BEGIN
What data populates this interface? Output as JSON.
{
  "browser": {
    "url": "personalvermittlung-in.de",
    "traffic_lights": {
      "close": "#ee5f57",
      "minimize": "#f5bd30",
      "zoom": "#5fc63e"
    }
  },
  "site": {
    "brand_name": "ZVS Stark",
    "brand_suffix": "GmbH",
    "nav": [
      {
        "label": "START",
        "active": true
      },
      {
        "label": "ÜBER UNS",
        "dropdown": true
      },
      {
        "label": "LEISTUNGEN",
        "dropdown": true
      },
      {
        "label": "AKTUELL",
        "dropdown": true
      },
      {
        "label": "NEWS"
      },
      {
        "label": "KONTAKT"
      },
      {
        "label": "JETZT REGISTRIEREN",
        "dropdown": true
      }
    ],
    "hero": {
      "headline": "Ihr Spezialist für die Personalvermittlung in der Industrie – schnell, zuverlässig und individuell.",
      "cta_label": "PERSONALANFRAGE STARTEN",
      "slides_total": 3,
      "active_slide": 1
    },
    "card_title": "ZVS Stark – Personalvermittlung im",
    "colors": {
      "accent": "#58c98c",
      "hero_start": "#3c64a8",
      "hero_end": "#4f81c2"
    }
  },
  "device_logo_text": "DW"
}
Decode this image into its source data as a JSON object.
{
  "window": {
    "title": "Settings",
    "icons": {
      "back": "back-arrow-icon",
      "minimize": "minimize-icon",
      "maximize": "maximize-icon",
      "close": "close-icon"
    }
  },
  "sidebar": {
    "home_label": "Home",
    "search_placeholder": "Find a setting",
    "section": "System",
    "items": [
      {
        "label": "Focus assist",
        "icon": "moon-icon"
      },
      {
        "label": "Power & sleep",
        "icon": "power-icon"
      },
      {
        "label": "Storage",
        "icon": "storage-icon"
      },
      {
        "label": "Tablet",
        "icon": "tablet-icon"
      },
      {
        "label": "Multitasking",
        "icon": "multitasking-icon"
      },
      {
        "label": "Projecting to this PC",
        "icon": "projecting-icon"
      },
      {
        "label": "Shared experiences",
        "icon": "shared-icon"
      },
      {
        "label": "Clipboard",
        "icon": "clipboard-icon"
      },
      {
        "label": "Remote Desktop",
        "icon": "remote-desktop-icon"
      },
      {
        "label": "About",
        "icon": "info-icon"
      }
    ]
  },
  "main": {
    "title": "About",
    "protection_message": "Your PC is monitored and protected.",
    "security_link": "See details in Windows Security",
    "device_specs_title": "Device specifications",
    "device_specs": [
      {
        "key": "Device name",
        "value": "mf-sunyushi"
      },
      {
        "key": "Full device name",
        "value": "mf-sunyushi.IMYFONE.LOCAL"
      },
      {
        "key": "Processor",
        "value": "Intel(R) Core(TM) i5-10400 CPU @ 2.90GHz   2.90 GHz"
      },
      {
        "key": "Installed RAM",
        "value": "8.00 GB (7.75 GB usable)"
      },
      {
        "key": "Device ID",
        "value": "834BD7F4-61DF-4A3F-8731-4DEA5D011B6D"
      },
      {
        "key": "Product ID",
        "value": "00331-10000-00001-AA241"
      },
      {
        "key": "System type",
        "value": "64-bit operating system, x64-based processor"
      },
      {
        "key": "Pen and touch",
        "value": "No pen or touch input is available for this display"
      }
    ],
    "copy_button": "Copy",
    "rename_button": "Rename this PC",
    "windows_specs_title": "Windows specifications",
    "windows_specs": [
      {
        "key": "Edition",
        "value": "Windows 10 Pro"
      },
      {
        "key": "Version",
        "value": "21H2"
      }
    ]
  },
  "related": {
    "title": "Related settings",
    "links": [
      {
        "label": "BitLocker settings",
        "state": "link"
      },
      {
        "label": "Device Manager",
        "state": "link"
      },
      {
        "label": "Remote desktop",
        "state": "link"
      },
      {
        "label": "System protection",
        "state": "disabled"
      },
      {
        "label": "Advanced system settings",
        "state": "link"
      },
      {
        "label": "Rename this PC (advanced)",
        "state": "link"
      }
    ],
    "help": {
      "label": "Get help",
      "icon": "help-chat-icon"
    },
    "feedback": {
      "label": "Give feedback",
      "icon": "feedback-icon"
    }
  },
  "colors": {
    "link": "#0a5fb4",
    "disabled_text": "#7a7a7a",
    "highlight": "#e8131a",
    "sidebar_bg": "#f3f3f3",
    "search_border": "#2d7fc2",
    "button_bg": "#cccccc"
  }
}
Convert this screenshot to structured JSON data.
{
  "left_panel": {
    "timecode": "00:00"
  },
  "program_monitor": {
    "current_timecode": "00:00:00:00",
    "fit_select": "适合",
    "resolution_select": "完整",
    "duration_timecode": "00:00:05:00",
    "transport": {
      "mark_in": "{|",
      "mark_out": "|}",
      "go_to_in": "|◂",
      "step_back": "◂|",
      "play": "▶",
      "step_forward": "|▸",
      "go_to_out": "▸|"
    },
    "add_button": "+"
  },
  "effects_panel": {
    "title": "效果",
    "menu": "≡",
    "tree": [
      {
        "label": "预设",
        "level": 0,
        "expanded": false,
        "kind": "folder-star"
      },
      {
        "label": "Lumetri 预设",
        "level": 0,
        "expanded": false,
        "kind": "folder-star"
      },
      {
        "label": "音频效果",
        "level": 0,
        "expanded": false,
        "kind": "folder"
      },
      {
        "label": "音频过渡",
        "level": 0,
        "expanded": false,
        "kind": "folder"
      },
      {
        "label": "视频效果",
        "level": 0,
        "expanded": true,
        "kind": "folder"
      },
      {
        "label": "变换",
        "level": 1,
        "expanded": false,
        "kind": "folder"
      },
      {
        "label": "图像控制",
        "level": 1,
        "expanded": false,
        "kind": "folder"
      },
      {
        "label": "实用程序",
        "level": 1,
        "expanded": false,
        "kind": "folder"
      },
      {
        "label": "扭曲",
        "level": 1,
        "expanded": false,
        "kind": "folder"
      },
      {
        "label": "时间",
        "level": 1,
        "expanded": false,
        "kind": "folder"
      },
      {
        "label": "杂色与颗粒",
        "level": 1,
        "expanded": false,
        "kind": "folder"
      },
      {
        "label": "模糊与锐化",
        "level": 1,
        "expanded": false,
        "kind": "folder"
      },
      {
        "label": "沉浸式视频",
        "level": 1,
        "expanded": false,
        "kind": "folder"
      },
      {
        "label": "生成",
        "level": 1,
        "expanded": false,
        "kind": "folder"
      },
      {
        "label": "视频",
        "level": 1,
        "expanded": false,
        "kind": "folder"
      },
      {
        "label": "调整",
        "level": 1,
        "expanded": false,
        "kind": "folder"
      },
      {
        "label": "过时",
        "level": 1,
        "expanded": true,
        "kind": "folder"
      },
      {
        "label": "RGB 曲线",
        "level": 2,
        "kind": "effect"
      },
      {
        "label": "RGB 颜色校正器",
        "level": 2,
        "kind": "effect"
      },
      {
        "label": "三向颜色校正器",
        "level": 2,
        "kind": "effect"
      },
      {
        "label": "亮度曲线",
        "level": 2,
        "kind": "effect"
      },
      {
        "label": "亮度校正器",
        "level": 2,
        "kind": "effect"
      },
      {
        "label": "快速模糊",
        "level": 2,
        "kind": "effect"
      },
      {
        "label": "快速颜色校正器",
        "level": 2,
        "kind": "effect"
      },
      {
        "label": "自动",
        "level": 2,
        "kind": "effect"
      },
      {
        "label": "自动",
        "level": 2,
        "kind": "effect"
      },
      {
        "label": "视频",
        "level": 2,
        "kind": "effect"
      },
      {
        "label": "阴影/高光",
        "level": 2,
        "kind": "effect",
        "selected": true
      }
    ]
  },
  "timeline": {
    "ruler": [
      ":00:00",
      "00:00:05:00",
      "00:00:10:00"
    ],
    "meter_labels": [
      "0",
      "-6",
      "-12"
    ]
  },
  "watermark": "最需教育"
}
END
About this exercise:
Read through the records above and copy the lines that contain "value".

Output for this task:
        "value": "mf-sunyushi"
        "value": "mf-sunyushi.IMYFONE.LOCAL"
        "value": "Intel(R) Core(TM) i5-10400 CPU @ 2.90GHz   2.90 GHz"
        "value": "8.00 GB (7.75 GB usable)"
        "value": "834BD7F4-61DF-4A3F-8731-4DEA5D011B6D"
        "value": "00331-10000-00001-AA241"
        "value": "64-bit operating system, x64-based processor"
        "value": "No pen or touch input is available for this display"
        "value": "Windows 10 Pro"
        "value": "21H2"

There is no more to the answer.